Mathieu Amalric The Blue Room

Mathieu Amalric was in Cannes just a year ago in Roman Polanski’s theatrical piece Venus in Fur. This year we see him as director, writer and star of The Blue Room, based on a Georges Simenon short story.

Almaric plays Julien, a John Deere rep in a sleepy French town. He has a beautiful house and a beautiful wife, but before we get to them we meet Julien in a hotel room with his lover, Esrher (Stéphanie Cléau). It turns out she’s a girl from his schooldays. When asked if he had a sexual relationship with her at school, he replies in the negative,stating “she was too tall” and a little out of his league in other ways. She married Nicolas, the sickly pharmacist, but it transpires that Esther had always been waiting for Julien to kiss her. She is passionate to the point of violence and we get a hint of what is in store as she draws blood. Back home, his lovely blonde wife – Esther asks if he scared of brunettes – waits and silently accepts his lame excuse for getting a torn lip. If Delphine (Léa Drucker) knows about the affair, she’s not saying. There are plenty of moments when we see Julien act aggressively towards Delphine, but can we be sure he’d actually be capable of killing her?

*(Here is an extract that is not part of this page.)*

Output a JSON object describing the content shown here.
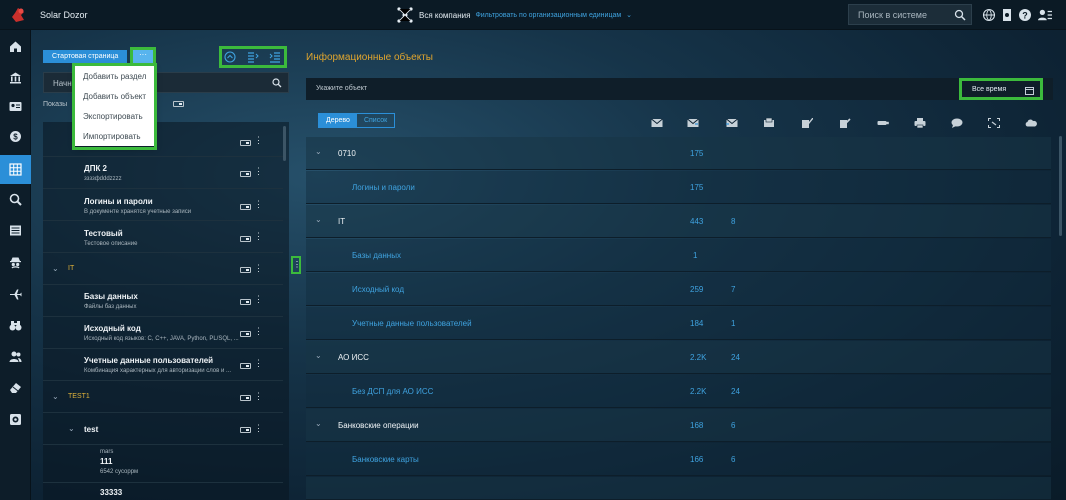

While The Blue Room refers to the hotel room where the lovers met, there are actually three blue rooms in this film. The other two are the interrogation room, where Julien meets the magistrate, and finally the courtroom, resplendent with royal blue wallpaper decorated with gold bee motifs. In fact, blue is everywhere we look: in the uniforms and the magistrate’s shirts and ties, in the daughter’s bike, the folders, the Christmas lights. Blue is the ubiquitous colour. It is countered by red, the red towel signalling Esther’s presence in the hotel, the incriminating plum jam, the blood and, in a nice touch, Nicolas’s mother’s hair, which acts as a beacon finally illuminating Julien with the truth. Bees also appear throughout the film. Esther allows one to settle on her naked stomach, Julien sets it free and his daughter is terrified when one lands on her ice-cream. The bee perhaps as both danger and fertility.

As well as the use of colour, Amalric is happy to play with the light, framing many of his scenes around windows and doorways. The characters are often seen through windows or are themselves looking out as voyeurs of their own stories. Music sweeps through much of this film, giving it a touch of old-style romance and drama. In fact, there is much to like in this twisted tale of unhappy marriages and rekindled passion. Amalric has a deft touch and has made a fine and mature film. Let’s hope there is more to come.